R&D Spending Level: What Is the Right Amount?
You don’t have to be a brain surgeon to know that R&D is something that every business needs.
Yet, like a recurring nightmare, determining how much to spend on R&D and product development each year is an issue that keeps management up at night.
It is a tricky question.
The right amount is “more than you think.”
One of the biggest challenges for R&D departments has been figuring out how to measure ROI. Projects are funded, development starts, products are launched, and commercialization ensues. It can take years for data to accumulate which will prove how much of a success your spending was. Some companies have tens to hundreds of projects going on at the same time, while others only have one or two. The issue remains. You might get results, but the result-spending relationship is not always as immediate or understandable as you’d like, and so many executives modulate R&D to balance swings in other parts of the business.
Since the 1970s, academics and practitioners have experimented with various formulas and approaches to measure R&D results. You can run quick numbers on a single product’s sales, but for larger pools of products or the whole company, it’s a different story. What entails success? Is success measured by revenues? Profits? Units sold? Market share? Technology leverage? Customer satisfaction? Something else? There will likely never be a perfect solution, but we need something better than what we currently have.
If you’re in charge of your company’s R&D, then you’ve come to the right place. In this post, we’ll go over some of the biggest issues faced when determining how much to spend on R&D. What are the common pitfalls? How do I avoid them? What are the alternatives? And finally, I’ll give you some suggestions to help you determine how much to spend.
Research and Development is an important function of any successful company’s strategy. For a product-based company, R&D is the engine that drives innovation and ultimately revenue growth. But determining how much to spend on R&D can be difficult and sometimes very arbitrary.
The first thing to understand is that there is no magic formula that will allow you to determine exactly how much to spend on R&D. There are several different methods to determine the right amount, and they all have their own shortcomings and advantages.
Percentage of Revenues
The first method is to base it on a percentage of revenue. Some companies are comfortable spending 2% of revenues on R&D, while others are more comfortable spending 5%. This method is easy to calculate and implement, but it relies on assumptions that may or may not be true.
A company’s revenue is not a direct indication of its ability to innovate. It is possible for a small company with a simple business model to generate higher revenues than a large company with a complex business model. A company may choose to spend a larger percentage of its revenue on R&D because it is a young company that needs to grow, or it might spend more because it is an established company that has little revenue growth.
Percentage of Profits
The second method is to base it on a percentage of profits. This method is more difficult to implement but is more intuitive and meaningful. Some companies are comfortable with spending 20% of their profits on R&D, while others are more comfortable with spending 10%. The biggest challenge with this method is to determine what portion of profits are attributed to R&D. If a company is profitable, but all of its profits are coming from one product, then it may be hard to justify a high R&D spend.

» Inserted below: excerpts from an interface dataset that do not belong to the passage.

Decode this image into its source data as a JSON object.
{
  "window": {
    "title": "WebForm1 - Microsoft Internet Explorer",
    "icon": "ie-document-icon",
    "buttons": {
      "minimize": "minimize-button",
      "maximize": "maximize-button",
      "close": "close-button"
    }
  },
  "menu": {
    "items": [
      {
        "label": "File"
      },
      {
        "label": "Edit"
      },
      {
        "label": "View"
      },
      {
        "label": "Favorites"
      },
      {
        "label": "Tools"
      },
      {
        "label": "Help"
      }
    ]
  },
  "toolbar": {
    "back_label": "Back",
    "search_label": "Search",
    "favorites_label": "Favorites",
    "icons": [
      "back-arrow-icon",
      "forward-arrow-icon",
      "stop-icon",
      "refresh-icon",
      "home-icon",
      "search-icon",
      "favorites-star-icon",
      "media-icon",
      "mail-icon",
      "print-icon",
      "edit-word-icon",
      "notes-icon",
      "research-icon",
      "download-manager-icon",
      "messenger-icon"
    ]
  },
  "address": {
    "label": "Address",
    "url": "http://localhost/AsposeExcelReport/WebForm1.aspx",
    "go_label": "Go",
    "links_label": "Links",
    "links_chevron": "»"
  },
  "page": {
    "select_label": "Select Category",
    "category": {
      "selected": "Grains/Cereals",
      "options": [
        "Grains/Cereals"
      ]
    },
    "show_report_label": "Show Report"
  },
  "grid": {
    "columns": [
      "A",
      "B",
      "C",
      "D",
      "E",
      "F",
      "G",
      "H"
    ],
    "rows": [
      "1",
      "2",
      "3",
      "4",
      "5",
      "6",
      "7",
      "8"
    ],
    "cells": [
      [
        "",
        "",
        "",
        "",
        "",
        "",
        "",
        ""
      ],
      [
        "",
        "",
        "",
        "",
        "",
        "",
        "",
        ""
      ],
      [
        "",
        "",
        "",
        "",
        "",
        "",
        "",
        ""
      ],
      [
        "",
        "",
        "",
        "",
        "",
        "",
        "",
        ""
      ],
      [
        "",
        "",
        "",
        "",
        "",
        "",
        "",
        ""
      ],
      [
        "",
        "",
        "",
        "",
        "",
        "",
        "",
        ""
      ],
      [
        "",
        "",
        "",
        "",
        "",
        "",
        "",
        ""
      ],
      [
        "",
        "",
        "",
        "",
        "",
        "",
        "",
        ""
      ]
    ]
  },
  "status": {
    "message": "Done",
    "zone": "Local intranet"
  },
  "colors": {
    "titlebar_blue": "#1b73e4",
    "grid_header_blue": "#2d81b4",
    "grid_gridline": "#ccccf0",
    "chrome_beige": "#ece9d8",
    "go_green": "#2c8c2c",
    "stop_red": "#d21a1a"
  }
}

Total Factor Productivity
The third method is using a formula called Total Factor Productivity (“TFP”). This method was developed by economists to determine how much of a company’s revenue is coming from innovation. But it doesn’t uniquely isolate R&D’s contributions.
Another popular method is to use the number of granted Patents as a measure of innovativeness. This is a popular metric used by many analysts, but it has many limitations. First, patents are granted for many different reasons. Some companies patent for defensive reasons, while others patent to prevent copying. Some companies patent for every little improvement, while others patent only the most significant innovations. Patents are really reserved for larger corporations with a lot of budget availability because practically speaking, the more R&D spending that goes to patent expenses, the fewer funds that are available to develop new innovations, or to launch them.
Many companies look at the spending levels of their competitors to determine their own spending. Some companies want to spend more than competitors, some the same, and some just slightly less. Spending more might be viewed by the markets and investor community as a greater commitment to innovation. Spending less might be viewed as being a more efficient and productive innovator. This approach relies on perceptions of innovation and not the results of innovation.
And then finally, we have the Vitality Index, originally created by 3M in 1988, which measures the percentage of company revenues that come from new products. Some companies have found that an increase in R&D spending increases their Vitality Index. Analysts and the investor community are starting to see a correlation between R&D spending and long-term stock performance.
There are innumerable techniques and data points company leaders use to determine and satiate themselves that they are making the “right” spending allocation for R&D. There is no right or wrong amount of spending for R&D, as long as companies are achieving their strategic and operational objectives.
The key is to be strategic and thoughtful about what you’re spending on R&D, and how the results of that spending will impact your business. In today’s globalized world, it’s imperative for company leaders to be thoughtful about the investments they make in their business, including R&D.
Companies that do so will be prepared for the future, while companies that don’t will likely be stuck in the past.